Featured image First up, the Los Angeles Times says Gov. Jerry Brown is all wet with his claims that climate change is responsible for California’s drought and high number of fires this summer: Gov. Brown’s link between climate change and wildfires is unsupported, fire experts say By Paige St. John The ash of the Rocky fire was still hot when Gov. Jerry Brown strode to a bank of television cameras beside a »

Cleaning Up the Clean Power Plan

Featured image As John noted on Friday, a federal appeals court has blocked for the time being the EPA’s brazen extension of the Clean Water Act. What about its equally brazen extension of the Clean Air Act into a lever for the de facto nationalization of the nation’s electric utility industry? It is facing a legal challenge, too, and the legal arguments are typically arcane. I have no idea whether it will »

Wind Blows

Featured image As everyone knows, California is mired in a record drought. It usually gets lost in the shuffle that this has an impact on California’s energy supply, since the state has a non-trivial amount of hydropower: when you don’t have water, you can’t run the turbines in the dams. What happens when it doesn’t rain and the wind doesn’t blow? Turns out California is experiencing something of a wind-drought, too, as »

Enviros to Africa: Stay Poor and Die Early

Featured image Further to the point of Scott’s post earlier about the shallow-mindedness of environmentalists, I’ve recently obtained a leaked copy of a draft letter from the usual gang of pecksniffs (Oxfam, Sierra Club, etc) to the U.S. Senate demanding changes to the Electrify Africa Act of 2015, and it is an even worse parody than the witless Sierra Club president before Sen. Cruz. The facsimile here is a little small and »

Green Energy Failure of the Week

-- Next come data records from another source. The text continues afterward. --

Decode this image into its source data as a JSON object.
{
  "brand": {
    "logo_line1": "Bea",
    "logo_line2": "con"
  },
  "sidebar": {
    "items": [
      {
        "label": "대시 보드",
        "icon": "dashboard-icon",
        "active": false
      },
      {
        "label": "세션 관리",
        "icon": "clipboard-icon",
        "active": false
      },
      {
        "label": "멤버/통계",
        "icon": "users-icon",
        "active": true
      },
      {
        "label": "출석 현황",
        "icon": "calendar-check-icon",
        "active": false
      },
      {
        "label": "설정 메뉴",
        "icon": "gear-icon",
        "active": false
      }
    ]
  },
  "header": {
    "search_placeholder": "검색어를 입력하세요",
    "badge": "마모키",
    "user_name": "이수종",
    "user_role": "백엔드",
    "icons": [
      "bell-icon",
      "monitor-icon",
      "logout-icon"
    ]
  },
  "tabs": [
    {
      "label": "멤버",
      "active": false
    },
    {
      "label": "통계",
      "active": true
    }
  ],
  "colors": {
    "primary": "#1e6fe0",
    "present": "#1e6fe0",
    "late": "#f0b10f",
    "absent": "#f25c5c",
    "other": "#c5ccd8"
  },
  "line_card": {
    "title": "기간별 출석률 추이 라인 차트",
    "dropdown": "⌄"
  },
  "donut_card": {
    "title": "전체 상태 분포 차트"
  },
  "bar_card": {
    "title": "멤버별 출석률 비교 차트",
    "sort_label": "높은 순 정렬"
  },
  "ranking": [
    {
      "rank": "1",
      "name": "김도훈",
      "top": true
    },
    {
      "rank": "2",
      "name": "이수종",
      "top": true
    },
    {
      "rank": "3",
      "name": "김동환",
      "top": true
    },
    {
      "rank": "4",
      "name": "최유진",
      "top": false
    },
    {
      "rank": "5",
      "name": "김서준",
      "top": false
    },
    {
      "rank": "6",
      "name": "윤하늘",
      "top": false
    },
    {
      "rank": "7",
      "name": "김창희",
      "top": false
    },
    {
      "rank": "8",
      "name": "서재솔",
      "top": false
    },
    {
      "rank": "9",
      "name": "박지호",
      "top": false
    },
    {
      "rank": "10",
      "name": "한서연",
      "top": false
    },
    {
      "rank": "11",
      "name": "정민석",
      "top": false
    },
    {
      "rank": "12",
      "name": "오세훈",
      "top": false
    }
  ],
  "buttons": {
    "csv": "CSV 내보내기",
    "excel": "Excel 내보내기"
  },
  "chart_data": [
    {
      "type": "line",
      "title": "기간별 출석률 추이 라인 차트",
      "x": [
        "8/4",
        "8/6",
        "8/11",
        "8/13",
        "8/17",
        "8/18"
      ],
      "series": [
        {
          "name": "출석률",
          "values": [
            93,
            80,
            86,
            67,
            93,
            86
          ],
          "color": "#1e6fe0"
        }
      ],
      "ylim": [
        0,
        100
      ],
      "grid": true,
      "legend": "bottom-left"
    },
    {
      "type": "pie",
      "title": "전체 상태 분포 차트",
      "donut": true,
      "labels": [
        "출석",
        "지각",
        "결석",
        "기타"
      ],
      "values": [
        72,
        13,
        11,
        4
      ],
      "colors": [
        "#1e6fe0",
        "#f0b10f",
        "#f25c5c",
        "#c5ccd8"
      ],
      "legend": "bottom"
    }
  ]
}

Featured image Anyone remember the radon scare of the late 1970s and early 1980s? One of the typically perverse outcomes of that era was the finding that insulating houses actually increased radon levels in homes because it reduced ventilation. Of course, as so often is the case, we later recognized that the radon hazard was way overblown—even the New York Times figured this out by the late 1980s. Another “I-told-you-so” moments for »